In time, the Bosnian pyramids will not only be added to the new paradigm of pyramid structures that appear across the world, but they will also reveal a new dimension to the Vinca culture and show that the pyramids are European, rather than Egyptian, in nature. Either way, a new page is being added in the development of civilisation.
That the pyramids might provide a new dimension to the Vinca culture is a “cautious” approach. In fact, at ICBP 2008, British archaeologist Andrew Lawler and Polish physicist Dr Anna Pazdur presented their results from a radiocarbon-dating analysis done on a piece of wood recovered from the Ravne tunnels. Though they noted that it is a unique artefact (radiocarbon dating is preferentially done on several artefacts, not just one, so that a range of dates can be arrived at), they concluded that the piece of wood is 34,000 years old—which, in theory, could be the date when these pyramids were created. If true (and only further digging will tell), then the Bosnian Valley of the Pyramids will not merely change an outmoded paradigm but completely shatter it. Meanwhile, some are fighting to maintain the old paradigm, which is already a lost cause. The pyramid landscape has changed, and walking through Visoko one can see a glimpse of the future as well as a remnant of the ancient past.

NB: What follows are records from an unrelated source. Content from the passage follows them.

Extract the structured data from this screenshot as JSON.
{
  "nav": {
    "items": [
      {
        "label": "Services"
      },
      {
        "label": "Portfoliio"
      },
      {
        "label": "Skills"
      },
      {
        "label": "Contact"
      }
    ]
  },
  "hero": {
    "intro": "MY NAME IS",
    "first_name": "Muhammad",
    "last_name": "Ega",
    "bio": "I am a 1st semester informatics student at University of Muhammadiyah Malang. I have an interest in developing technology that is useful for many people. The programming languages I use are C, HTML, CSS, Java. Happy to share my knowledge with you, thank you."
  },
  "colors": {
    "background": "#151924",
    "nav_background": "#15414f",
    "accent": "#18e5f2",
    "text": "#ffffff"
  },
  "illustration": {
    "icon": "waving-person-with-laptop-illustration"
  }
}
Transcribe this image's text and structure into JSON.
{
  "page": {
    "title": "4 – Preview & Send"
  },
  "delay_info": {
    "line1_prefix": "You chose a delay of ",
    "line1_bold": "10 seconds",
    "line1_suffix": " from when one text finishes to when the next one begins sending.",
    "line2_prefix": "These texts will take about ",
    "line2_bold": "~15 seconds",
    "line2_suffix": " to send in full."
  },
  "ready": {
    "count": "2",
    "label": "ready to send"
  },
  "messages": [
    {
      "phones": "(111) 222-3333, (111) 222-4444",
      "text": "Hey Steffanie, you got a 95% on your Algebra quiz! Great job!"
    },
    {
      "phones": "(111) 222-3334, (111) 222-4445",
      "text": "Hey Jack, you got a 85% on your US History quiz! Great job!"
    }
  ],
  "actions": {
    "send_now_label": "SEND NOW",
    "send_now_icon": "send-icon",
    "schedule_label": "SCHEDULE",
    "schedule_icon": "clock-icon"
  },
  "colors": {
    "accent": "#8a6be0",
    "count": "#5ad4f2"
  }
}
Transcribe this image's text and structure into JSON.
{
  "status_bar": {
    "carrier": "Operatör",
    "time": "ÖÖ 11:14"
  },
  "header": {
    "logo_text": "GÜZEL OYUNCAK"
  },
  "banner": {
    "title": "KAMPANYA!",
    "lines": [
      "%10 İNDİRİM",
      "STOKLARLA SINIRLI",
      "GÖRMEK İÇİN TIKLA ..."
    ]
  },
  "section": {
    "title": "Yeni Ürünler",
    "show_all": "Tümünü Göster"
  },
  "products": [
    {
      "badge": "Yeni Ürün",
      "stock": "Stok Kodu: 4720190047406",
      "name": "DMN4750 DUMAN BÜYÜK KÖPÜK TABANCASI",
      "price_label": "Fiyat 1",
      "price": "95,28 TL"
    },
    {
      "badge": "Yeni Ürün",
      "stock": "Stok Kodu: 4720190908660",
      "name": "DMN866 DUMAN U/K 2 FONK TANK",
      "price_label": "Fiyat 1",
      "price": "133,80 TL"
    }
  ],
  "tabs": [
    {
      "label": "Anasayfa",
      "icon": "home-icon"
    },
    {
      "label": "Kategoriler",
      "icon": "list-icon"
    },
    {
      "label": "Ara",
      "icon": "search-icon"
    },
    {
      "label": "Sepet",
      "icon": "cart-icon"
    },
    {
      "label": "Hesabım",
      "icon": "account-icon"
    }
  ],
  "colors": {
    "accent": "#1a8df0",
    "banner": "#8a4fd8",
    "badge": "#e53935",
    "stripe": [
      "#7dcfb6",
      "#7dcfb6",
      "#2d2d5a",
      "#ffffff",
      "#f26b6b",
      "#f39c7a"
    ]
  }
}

This is the uncut version of the article published in NEXUS Magazine, vol. 16, no. 1 (December 2008-January 2009).